[Input records — start]

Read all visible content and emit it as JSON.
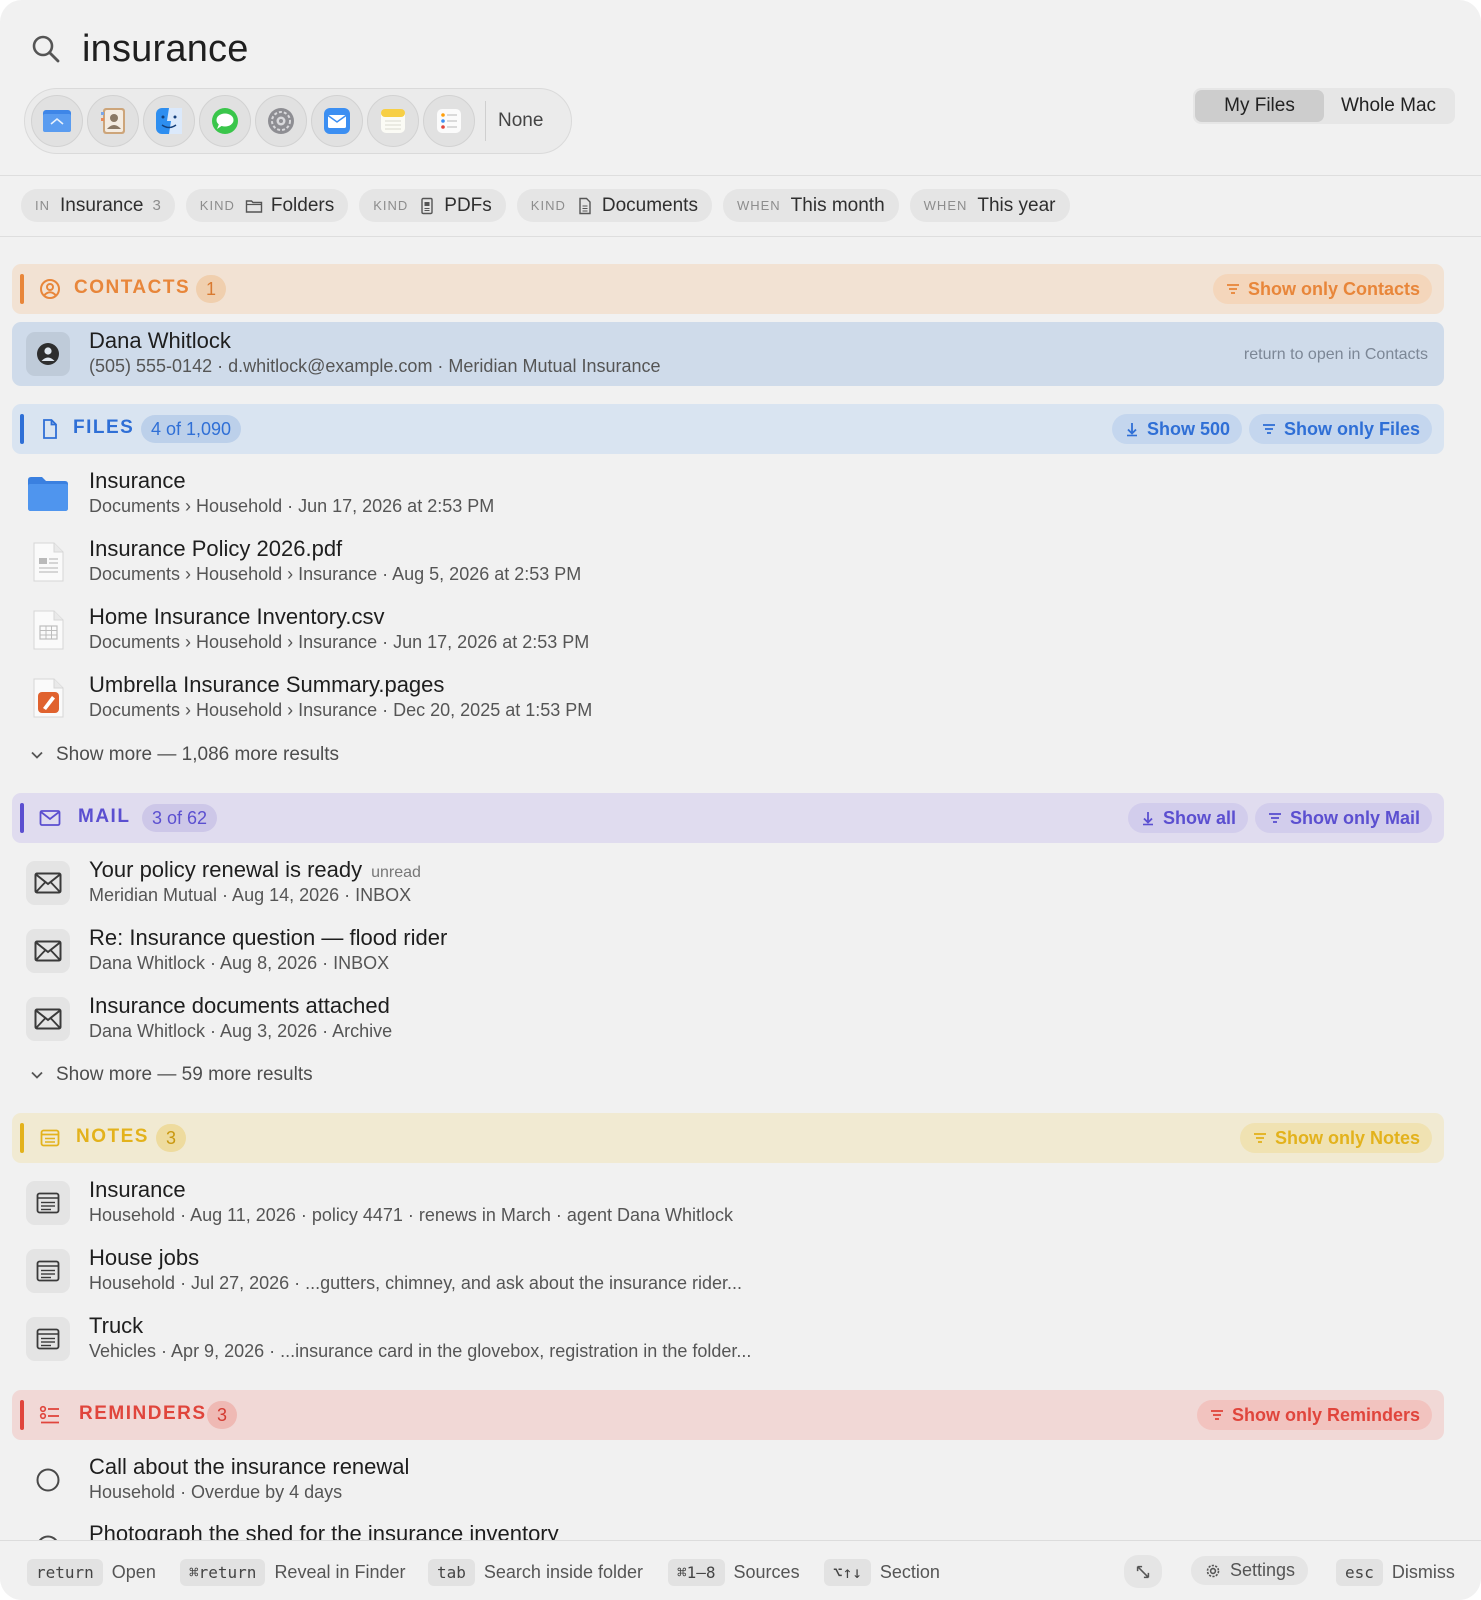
{
  "search": {
    "query": "insurance"
  },
  "apps": {
    "items": [
      {
        "name": "Files"
      },
      {
        "name": "Contacts"
      },
      {
        "name": "Finder"
      },
      {
        "name": "Messages"
      },
      {
        "name": "System Settings"
      },
      {
        "name": "Mail"
      },
      {
        "name": "Notes"
      },
      {
        "name": "Reminders"
      }
    ],
    "none_label": "None"
  },
  "scope": {
    "my_files": "My Files",
    "whole_mac": "Whole Mac",
    "selected": "My Files"
  },
  "chips": [
    {
      "kind": "IN",
      "label": "Insurance",
      "count": "3"
    },
    {
      "kind": "KIND",
      "label": "Folders",
      "icon": "folder-icon"
    },
    {
      "kind": "KIND",
      "label": "PDFs",
      "icon": "pdf-icon"
    },
    {
      "kind": "KIND",
      "label": "Documents",
      "icon": "document-icon"
    },
    {
      "kind": "WHEN",
      "label": "This month"
    },
    {
      "kind": "WHEN",
      "label": "This year"
    }
  ],
  "contacts": {
    "title": "CONTACTS",
    "count": "1",
    "filter_label": "Show only Contacts",
    "color": "#e8863a",
    "items": [
      {
        "name": "Dana Whitlock",
        "detail": "(505) 555-0142 · d.whitlock@example.com · Meridian Mutual Insurance",
        "hint": "return to open in Contacts"
      }
    ]
  },
  "files": {
    "title": "FILES",
    "count": "4 of 1,090",
    "show_label": "Show 500",
    "filter_label": "Show only Files",
    "color": "#2f6fd6",
    "items": [
      {
        "name": "Insurance",
        "detail": "Documents › Household · Jun 17, 2026 at 2:53 PM",
        "icon": "folder-icon"
      },
      {
        "name": "Insurance Policy 2026.pdf",
        "detail": "Documents › Household › Insurance · Aug 5, 2026 at 2:53 PM",
        "icon": "pdf-file-icon"
      },
      {
        "name": "Home Insurance Inventory.csv",
        "detail": "Documents › Household › Insurance · Jun 17, 2026 at 2:53 PM",
        "icon": "csv-file-icon"
      },
      {
        "name": "Umbrella Insurance Summary.pages",
        "detail": "Documents › Household › Insurance · Dec 20, 2025 at 1:53 PM",
        "icon": "pages-file-icon"
      }
    ],
    "more_label": "Show more — 1,086 more results"
  },
  "mail": {
    "title": "MAIL",
    "count": "3 of 62",
    "show_label": "Show all",
    "filter_label": "Show only Mail",
    "color": "#5b4fd0",
    "items": [
      {
        "subject": "Your policy renewal is ready",
        "tag": "unread",
        "detail": "Meridian Mutual · Aug 14, 2026 · INBOX"
      },
      {
        "subject": "Re: Insurance question — flood rider",
        "tag": "",
        "detail": "Dana Whitlock · Aug 8, 2026 · INBOX"
      },
      {
        "subject": "Insurance documents attached",
        "tag": "",
        "detail": "Dana Whitlock · Aug 3, 2026 · Archive"
      }
    ],
    "more_label": "Show more — 59 more results"
  },
  "notes": {
    "title": "NOTES",
    "count": "3",
    "filter_label": "Show only Notes",
    "color": "#e3b21c",
    "items": [
      {
        "title": "Insurance",
        "detail": "Household · Aug 11, 2026 · policy 4471 · renews in March · agent Dana Whitlock"
      },
      {
        "title": "House jobs",
        "detail": "Household · Jul 27, 2026 · ...gutters, chimney, and ask about the insurance rider..."
      },
      {
        "title": "Truck",
        "detail": "Vehicles · Apr 9, 2026 · ...insurance card in the glovebox, registration in the folder..."
      }
    ]
  },
  "reminders": {
    "title": "REMINDERS",
    "count": "3",
    "filter_label": "Show only Reminders",
    "color": "#e0453c",
    "items": [
      {
        "title": "Call about the insurance renewal",
        "detail": "Household · Overdue by 4 days"
      },
      {
        "title": "Photograph the shed for the insurance inventory",
        "detail": ""
      }
    ]
  },
  "footer": {
    "open_key": "return",
    "open_label": "Open",
    "reveal_key": "⌘return",
    "reveal_label": "Reveal in Finder",
    "tab_key": "tab",
    "tab_label": "Search inside folder",
    "sources_key": "⌘1–8",
    "sources_label": "Sources",
    "section_key": "⌥↑↓",
    "section_label": "Section",
    "settings_label": "Settings",
    "dismiss_key": "esc",
    "dismiss_label": "Dismiss"
  }
}
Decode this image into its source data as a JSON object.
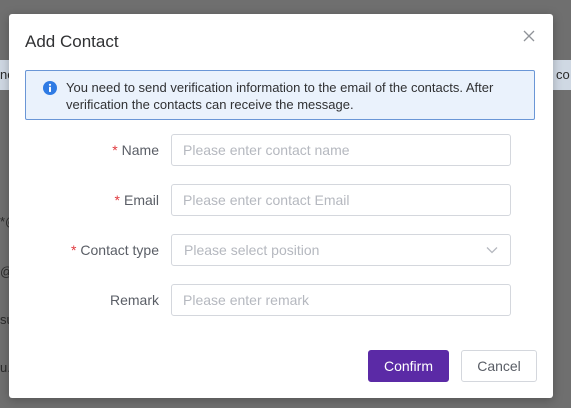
{
  "background": {
    "fragments": [
      "nc",
      "co",
      "*@",
      "@",
      "su",
      "u."
    ]
  },
  "modal": {
    "title": "Add Contact",
    "notice": "You need to send verification information to the email of the contacts. After verification the contacts can receive the message.",
    "fields": {
      "name": {
        "required_mark": "*",
        "label": "Name",
        "placeholder": "Please enter contact name"
      },
      "email": {
        "required_mark": "*",
        "label": "Email",
        "placeholder": "Please enter contact Email"
      },
      "contact_type": {
        "required_mark": "*",
        "label": "Contact type",
        "placeholder": "Please select position"
      },
      "remark": {
        "label": "Remark",
        "placeholder": "Please enter remark"
      }
    },
    "buttons": {
      "confirm": "Confirm",
      "cancel": "Cancel"
    }
  },
  "colors": {
    "primary": "#5b2aa6",
    "required": "#e0393e",
    "notice_bg": "#eaf2fc",
    "notice_border": "#6a96d6",
    "info_icon": "#2f7be4"
  }
}
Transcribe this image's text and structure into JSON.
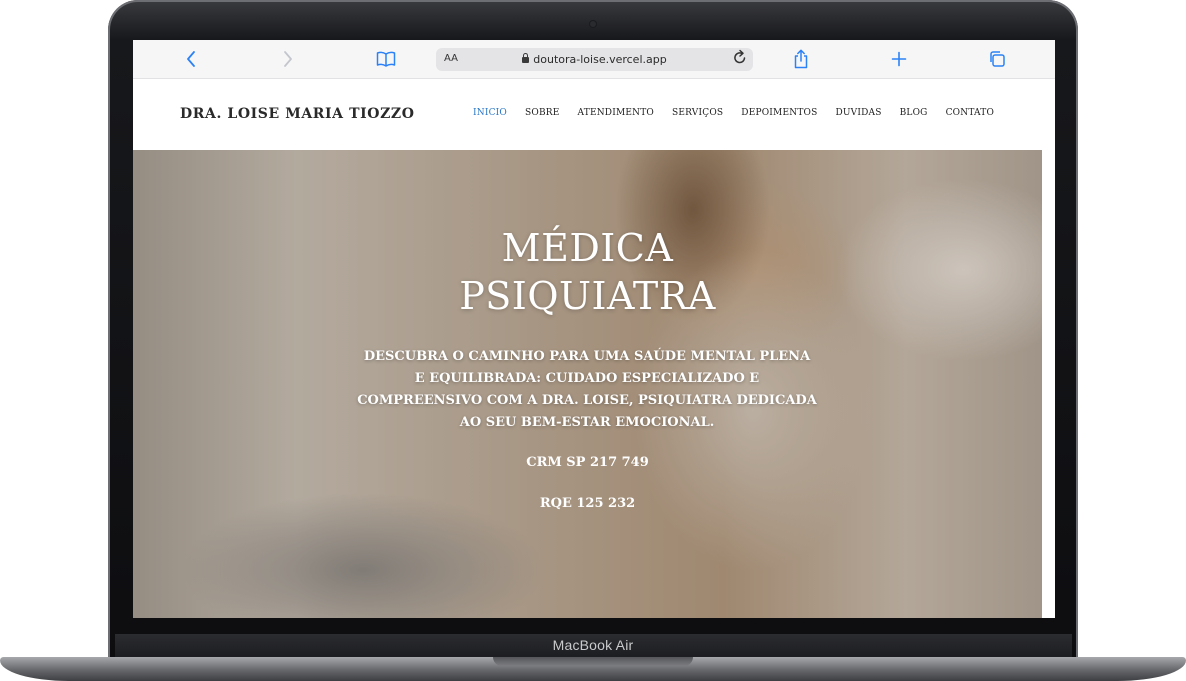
{
  "device": {
    "model_label": "MacBook Air"
  },
  "browser": {
    "aa_label": "AA",
    "url": "doutora-loise.vercel.app",
    "icons": {
      "back": "chevron-left-icon",
      "forward": "chevron-right-icon",
      "bookmarks": "book-icon",
      "reload": "reload-icon",
      "share": "share-icon",
      "new_tab": "plus-icon",
      "tabs": "tabs-icon"
    },
    "accent_color": "#2b82f6"
  },
  "site": {
    "brand": "DRA. LOISE MARIA TIOZZO",
    "nav": [
      "INICIO",
      "SOBRE",
      "ATENDIMENTO",
      "SERVIÇOS",
      "DEPOIMENTOS",
      "DUVIDAS",
      "BLOG",
      "CONTATO"
    ],
    "active_nav": "INICIO",
    "active_color": "#2a78c8"
  },
  "hero": {
    "title_line1": "MÉDICA",
    "title_line2": "PSIQUIATRA",
    "description": "DESCUBRA O CAMINHO PARA UMA SAÚDE MENTAL PLENA E EQUILIBRADA: CUIDADO ESPECIALIZADO E COMPREENSIVO COM A DRA. LOISE, PSIQUIATRA DEDICADA AO SEU BEM-ESTAR EMOCIONAL.",
    "crm": "CRM SP 217 749",
    "rqe": "RQE 125 232"
  }
}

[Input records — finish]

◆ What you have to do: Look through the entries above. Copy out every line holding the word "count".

◆ Your solution:
      "count": "3"
    "count": "1",
    "count": "4 of 1,090",
    "count": "3 of 62",
    "count": "3",
    "count": "3",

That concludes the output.